IMF cuts 2023 growth outlook: The worst is yet to come
The International Monetary Fund (IMF) predicts global growth will slow to 2.7% next year, 0.2 percentage points lower than its July forecast, and anticipates 2023 will feel like a recession for millions around the world.
Aside from the global financial crisis and the peak of the Covid-19 pandemic, this is “the weakest growth profile since 2001,” the IMF said in its World Economic Outlook published Tuesday. Its GDP estimate for this year remained steady at 3.2%, which was down from the 6% seen in 2021.
The IMF anticipates global inflation will peak in late 2022, increasing from 4.7% in 2021 to 8.8%, and that it will “remain elevated for longer than previously expected.”
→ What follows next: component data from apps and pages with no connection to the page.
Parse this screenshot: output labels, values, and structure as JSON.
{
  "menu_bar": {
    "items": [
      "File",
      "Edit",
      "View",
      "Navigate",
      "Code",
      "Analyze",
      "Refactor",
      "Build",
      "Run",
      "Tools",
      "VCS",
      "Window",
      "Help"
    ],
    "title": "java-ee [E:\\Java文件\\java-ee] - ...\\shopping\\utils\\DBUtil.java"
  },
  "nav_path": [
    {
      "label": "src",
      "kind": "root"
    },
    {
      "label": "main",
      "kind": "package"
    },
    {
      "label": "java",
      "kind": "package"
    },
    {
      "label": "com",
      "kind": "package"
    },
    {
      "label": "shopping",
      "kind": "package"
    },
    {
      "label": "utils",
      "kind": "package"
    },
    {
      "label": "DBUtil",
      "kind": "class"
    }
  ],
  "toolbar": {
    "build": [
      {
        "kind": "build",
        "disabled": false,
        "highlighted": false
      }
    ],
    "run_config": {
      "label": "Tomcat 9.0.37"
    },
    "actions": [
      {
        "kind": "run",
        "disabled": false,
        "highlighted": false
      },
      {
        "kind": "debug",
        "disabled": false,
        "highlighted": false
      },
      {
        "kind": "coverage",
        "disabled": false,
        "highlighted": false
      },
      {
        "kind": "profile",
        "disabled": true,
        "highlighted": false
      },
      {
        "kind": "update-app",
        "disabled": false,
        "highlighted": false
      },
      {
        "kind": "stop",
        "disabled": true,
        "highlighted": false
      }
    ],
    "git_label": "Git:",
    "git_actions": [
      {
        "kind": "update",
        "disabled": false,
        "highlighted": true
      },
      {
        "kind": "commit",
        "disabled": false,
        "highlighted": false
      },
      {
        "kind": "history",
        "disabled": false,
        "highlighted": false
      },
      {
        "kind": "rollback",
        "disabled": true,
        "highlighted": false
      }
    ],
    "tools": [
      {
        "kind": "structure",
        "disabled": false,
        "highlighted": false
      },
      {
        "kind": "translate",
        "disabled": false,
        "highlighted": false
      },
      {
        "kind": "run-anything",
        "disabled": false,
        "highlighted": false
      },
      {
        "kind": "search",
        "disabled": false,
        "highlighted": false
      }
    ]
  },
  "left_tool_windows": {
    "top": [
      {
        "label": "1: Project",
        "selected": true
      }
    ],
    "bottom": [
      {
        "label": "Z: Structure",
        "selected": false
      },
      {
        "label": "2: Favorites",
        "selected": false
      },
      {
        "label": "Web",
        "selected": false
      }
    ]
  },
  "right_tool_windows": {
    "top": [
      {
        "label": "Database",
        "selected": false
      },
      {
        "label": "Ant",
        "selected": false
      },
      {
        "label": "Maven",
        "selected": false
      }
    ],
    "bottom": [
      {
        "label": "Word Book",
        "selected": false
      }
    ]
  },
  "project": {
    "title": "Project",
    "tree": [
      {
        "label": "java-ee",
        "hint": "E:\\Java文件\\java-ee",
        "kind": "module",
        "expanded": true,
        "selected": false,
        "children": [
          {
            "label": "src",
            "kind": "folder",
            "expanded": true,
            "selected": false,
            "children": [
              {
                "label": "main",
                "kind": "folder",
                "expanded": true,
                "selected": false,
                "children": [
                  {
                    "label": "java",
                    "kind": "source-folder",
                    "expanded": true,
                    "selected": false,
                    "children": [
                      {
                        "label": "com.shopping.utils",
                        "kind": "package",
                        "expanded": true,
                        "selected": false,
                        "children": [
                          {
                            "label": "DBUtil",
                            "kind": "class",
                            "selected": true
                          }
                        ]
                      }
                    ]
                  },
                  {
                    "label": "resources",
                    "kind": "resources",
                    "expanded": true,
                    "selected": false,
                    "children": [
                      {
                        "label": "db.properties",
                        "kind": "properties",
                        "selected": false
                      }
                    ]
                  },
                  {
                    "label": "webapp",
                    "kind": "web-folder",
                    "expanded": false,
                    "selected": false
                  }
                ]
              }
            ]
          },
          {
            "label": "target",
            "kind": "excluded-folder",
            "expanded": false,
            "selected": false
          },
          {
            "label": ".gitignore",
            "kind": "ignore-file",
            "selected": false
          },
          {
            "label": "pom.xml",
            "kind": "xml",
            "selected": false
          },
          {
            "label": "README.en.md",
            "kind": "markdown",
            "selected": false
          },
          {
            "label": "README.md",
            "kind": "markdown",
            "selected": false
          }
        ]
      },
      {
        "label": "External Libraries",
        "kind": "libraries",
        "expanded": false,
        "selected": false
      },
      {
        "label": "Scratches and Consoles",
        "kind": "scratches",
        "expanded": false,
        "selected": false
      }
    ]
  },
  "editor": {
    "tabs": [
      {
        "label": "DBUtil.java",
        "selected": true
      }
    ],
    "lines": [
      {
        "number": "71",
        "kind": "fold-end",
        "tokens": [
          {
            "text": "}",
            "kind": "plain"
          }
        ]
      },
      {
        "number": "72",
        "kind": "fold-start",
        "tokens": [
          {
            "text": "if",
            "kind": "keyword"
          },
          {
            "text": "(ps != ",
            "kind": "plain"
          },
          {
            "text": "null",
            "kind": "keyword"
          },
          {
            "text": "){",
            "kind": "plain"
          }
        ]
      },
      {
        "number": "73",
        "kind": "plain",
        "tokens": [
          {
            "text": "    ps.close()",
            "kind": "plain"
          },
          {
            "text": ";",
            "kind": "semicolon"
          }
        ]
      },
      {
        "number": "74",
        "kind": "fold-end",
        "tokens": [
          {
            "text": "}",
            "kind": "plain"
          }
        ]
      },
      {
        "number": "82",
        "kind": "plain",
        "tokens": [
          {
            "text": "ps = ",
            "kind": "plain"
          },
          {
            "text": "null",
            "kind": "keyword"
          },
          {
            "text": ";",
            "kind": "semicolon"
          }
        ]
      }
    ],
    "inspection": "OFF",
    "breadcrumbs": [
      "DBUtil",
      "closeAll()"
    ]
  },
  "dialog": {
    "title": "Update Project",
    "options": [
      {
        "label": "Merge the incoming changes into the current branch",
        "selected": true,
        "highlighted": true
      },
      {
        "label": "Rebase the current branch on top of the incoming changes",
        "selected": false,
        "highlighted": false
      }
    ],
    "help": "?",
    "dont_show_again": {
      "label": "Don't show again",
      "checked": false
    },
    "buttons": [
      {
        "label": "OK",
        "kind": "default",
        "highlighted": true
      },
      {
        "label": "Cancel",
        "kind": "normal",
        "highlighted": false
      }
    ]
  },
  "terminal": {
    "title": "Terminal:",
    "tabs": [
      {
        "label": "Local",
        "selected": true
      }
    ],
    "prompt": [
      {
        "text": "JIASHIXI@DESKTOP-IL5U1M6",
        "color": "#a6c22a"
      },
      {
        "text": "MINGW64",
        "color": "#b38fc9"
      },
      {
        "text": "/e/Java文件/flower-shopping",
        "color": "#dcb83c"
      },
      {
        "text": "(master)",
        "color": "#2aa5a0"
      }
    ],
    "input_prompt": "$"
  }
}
Global inflation will likely decrease to 6.5% in 2023 and to 4.1% by 2024, according to the IMF forecast.
In its report, the Fund urged monetary policy to continue working to restore price stability while directing public fiscal policy toward relieving pressures caused by rising living costs, as long as its stance remained sufficiently tight in line with monetary policy.
Structural reforms can play an additional role in fighting inflation by improving productivity and reducing supply shortages,” he said, adding that “multilateral cooperation is a necessary tool to accelerate the transition to green energy and prevent fragmentation, the report noted.
“The worst is yet to come, and for many people, 2023 will feel like a recession,” the report said, echoing warnings from the United Nations, the World Bank, and many global CEOs.
More than a third of the global economy will see two consecutive quarters of negative growth, while the three largest economies — the United States, the European Union, and China — will continue to slow, the report said.
In its report, the IMF laid out three major events currently hindering growth: Russia’s invasion of Ukraine, the cost-of-living crisis, and China’s economic slowdown. Together, they create a “volatile” period economically, geopolitically, and ecologically.
The war in Ukraine continues to “powerfully destabilize the global economy,” according to the report, with its impacts causing a “severe” energy crisis in Europe, along with destruction in Ukraine itself.
For emerging markets and developing economies, the shocks of 2022 will “re-open economic wounds that were only partially healed following the pandemic,” the report said.
The price of natural gas has more than quadrupled since 2021, as Russia now delivers less than 20% of 2021 levels. Food prices have also been pushed up as a result of the conflict.
China’s “zero-Covid policy” — and its resulting lockdowns — continue to hamper its economy. Property makes up around one-fifth of China’s economy, and as the market struggles the ramifications continue to be felt globally.
The world economy is historically fragile
The IMF also highlighted that the risk of monetary, fiscal, or financial policy “miscalibration” had “risen sharply,” while the world economy “remains historically fragile” and financial markets are “showing signs of stress
The report Tuesday suggested “front-loaded and aggressive monetary tightening” is needed, but that a “large” downturn is not “inevitable,” citing tight labor markets in the U.S. and U.K.
The economy of the region
Furthermore, the IMF announced that Saudi Arabia, the Arab world’s largest economy, is on track to achieve the highest economic growth rate among G-20 countries in 2022, at 7.6 percent. This optimistic outlook extends to the rest of the Gulf Arab states, which are benefiting from rising oil prices.
According to the report, Kuwait achieved the highest jump in terms of expected growth this year, which will reach 8.7 percent, up from 5.7 percent in the April forecast issued during the semi-annual spring meetings of the IMF and the World Bank. The UAE economy is expected to grow by 5.1 percent this year, Oman by 4.4 percent, and Qatar and Bahrain by 3.4 percent.